**What you will do**
Look for "this" in the material below and show each line that contains it.

**Working data**
----

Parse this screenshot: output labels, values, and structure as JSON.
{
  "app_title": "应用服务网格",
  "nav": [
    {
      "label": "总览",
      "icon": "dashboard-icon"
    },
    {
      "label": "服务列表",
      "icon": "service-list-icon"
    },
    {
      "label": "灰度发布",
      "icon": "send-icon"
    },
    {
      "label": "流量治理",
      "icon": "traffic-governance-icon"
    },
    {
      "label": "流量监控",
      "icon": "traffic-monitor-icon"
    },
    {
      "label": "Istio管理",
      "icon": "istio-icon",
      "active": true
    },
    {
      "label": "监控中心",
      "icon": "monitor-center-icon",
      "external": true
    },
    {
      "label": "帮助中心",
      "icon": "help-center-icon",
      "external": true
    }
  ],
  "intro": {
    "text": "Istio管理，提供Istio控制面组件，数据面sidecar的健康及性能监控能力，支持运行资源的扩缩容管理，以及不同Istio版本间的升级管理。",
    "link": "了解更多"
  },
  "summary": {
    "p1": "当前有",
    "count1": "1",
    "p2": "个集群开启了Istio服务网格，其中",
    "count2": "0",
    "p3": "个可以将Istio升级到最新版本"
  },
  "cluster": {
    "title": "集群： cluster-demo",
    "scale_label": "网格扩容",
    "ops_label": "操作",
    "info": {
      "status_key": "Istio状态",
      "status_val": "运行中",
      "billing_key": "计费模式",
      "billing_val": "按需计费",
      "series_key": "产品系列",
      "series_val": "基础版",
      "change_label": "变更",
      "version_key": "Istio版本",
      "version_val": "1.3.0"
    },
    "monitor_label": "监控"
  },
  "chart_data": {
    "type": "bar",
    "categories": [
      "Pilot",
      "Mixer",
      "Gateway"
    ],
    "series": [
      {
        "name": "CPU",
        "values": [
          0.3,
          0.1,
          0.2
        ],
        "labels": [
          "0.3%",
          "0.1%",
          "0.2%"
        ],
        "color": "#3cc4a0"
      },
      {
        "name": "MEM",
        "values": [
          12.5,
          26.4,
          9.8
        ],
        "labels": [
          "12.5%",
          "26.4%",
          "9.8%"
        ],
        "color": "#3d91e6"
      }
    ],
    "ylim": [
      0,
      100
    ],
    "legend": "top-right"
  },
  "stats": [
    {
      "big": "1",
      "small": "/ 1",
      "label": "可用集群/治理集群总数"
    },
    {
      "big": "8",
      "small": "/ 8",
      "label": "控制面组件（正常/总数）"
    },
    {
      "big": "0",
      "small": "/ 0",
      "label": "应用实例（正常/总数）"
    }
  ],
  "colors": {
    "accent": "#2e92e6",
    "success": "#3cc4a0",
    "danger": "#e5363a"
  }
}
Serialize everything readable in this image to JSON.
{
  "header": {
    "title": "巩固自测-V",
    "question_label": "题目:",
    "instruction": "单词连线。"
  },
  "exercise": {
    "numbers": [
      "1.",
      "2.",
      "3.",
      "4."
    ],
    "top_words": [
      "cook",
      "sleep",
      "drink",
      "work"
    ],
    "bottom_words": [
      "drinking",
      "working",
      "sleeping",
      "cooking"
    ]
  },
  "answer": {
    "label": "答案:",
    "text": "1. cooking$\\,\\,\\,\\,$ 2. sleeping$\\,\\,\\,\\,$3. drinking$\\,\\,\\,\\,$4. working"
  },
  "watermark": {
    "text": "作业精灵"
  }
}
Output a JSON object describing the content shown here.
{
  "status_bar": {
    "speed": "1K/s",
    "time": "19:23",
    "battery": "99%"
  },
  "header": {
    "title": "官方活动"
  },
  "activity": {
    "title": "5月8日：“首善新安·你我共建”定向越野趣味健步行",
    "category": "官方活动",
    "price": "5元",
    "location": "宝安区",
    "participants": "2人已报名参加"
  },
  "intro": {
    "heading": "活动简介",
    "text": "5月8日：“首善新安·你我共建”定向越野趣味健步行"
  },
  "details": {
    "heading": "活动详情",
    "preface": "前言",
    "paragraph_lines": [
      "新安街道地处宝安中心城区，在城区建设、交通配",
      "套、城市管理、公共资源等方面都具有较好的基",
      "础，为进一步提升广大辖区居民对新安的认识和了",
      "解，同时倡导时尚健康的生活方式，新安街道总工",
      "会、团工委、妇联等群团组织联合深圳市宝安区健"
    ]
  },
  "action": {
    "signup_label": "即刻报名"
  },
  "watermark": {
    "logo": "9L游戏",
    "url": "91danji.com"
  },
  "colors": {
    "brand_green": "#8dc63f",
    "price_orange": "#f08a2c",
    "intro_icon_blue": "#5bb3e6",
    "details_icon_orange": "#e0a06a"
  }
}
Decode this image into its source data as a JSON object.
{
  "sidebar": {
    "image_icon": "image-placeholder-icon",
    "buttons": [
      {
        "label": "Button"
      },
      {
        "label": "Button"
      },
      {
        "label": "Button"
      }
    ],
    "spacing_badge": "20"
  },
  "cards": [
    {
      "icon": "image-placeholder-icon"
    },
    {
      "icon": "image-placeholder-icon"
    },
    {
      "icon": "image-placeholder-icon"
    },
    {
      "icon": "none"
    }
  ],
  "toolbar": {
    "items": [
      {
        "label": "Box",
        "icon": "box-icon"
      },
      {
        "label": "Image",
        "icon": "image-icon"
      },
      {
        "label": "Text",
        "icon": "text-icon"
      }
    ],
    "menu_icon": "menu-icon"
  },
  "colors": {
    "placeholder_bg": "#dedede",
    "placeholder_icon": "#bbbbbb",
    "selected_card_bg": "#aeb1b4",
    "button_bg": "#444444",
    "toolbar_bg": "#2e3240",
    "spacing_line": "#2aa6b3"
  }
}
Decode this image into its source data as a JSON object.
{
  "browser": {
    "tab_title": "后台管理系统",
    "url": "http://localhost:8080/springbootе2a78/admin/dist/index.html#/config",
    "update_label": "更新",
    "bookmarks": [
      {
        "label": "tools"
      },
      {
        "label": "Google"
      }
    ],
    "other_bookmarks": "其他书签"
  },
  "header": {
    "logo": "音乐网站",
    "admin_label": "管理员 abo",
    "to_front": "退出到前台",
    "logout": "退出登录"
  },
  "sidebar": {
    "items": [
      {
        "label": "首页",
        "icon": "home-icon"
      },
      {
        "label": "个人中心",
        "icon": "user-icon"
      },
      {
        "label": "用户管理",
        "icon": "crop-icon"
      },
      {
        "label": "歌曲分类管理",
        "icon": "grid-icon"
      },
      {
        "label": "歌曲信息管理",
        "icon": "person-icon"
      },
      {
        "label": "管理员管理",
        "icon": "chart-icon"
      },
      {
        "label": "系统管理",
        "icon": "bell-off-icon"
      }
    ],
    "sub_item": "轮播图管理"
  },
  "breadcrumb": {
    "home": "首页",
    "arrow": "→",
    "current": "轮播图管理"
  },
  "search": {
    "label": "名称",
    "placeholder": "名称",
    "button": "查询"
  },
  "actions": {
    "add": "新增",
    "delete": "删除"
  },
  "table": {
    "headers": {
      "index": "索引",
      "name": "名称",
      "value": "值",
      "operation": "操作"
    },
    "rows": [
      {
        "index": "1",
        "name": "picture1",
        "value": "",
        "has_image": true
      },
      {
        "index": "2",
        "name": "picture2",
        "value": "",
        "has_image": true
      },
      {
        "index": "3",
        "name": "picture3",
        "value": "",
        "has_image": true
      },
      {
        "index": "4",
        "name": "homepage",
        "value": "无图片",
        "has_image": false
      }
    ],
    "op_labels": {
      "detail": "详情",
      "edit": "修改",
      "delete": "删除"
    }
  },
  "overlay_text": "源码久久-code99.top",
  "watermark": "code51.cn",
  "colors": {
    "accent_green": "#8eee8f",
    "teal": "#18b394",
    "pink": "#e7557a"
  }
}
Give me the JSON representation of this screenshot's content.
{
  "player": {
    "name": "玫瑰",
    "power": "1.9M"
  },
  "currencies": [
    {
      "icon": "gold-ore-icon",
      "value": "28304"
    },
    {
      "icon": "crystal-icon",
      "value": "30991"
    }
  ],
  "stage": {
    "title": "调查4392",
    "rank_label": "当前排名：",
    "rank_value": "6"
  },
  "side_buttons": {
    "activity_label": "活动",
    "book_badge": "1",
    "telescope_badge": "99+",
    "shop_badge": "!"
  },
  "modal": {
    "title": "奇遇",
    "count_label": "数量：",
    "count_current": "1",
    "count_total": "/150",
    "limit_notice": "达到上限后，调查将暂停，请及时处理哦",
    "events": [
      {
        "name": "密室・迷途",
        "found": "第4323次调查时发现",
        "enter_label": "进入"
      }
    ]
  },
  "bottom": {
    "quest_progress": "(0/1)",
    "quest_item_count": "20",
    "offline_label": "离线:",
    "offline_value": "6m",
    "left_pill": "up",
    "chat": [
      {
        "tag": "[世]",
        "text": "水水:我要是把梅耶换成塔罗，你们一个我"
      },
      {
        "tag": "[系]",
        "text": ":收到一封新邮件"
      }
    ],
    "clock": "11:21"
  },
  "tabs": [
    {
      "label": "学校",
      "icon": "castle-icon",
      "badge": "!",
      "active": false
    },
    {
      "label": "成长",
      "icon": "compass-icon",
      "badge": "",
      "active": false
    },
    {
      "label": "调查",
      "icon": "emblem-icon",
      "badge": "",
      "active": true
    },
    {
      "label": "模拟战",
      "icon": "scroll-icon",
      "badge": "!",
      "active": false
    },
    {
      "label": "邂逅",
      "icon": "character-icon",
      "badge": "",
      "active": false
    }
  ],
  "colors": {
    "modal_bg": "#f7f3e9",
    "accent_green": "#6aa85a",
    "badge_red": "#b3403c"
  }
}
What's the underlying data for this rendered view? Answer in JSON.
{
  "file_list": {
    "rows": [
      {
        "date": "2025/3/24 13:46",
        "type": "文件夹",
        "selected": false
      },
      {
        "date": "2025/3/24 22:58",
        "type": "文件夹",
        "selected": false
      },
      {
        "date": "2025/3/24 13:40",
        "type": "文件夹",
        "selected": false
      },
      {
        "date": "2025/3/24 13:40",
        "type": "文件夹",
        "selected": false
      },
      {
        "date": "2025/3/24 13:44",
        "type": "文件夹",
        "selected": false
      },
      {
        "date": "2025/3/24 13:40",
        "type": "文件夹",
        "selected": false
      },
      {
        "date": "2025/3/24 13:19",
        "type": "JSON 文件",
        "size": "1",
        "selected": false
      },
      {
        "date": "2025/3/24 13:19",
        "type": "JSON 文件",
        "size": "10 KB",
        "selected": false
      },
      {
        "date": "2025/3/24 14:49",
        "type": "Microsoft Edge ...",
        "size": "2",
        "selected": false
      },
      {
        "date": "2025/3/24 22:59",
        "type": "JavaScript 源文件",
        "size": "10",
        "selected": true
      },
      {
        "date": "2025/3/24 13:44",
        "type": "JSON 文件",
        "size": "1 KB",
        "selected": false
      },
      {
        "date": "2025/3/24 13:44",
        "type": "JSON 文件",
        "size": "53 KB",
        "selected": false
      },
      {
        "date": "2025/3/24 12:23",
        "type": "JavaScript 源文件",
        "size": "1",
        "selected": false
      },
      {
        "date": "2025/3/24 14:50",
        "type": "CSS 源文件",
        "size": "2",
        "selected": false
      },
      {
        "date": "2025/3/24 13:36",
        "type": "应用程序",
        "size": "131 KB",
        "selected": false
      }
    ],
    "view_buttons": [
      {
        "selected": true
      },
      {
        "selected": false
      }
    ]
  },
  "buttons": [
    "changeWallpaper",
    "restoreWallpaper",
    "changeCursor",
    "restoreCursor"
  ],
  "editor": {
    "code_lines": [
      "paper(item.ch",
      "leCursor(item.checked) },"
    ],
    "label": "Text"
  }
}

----

**Solution**
Parse this screenshot: output labels, values, and structure as JSON.
Serialize everything readable in this image to JSON.
Decode this image into its source data as a JSON object.
Decode this image into its source data as a JSON object.
Give me the JSON representation of this screenshot's content.
What's the underlying data for this rendered view? Answer in JSON.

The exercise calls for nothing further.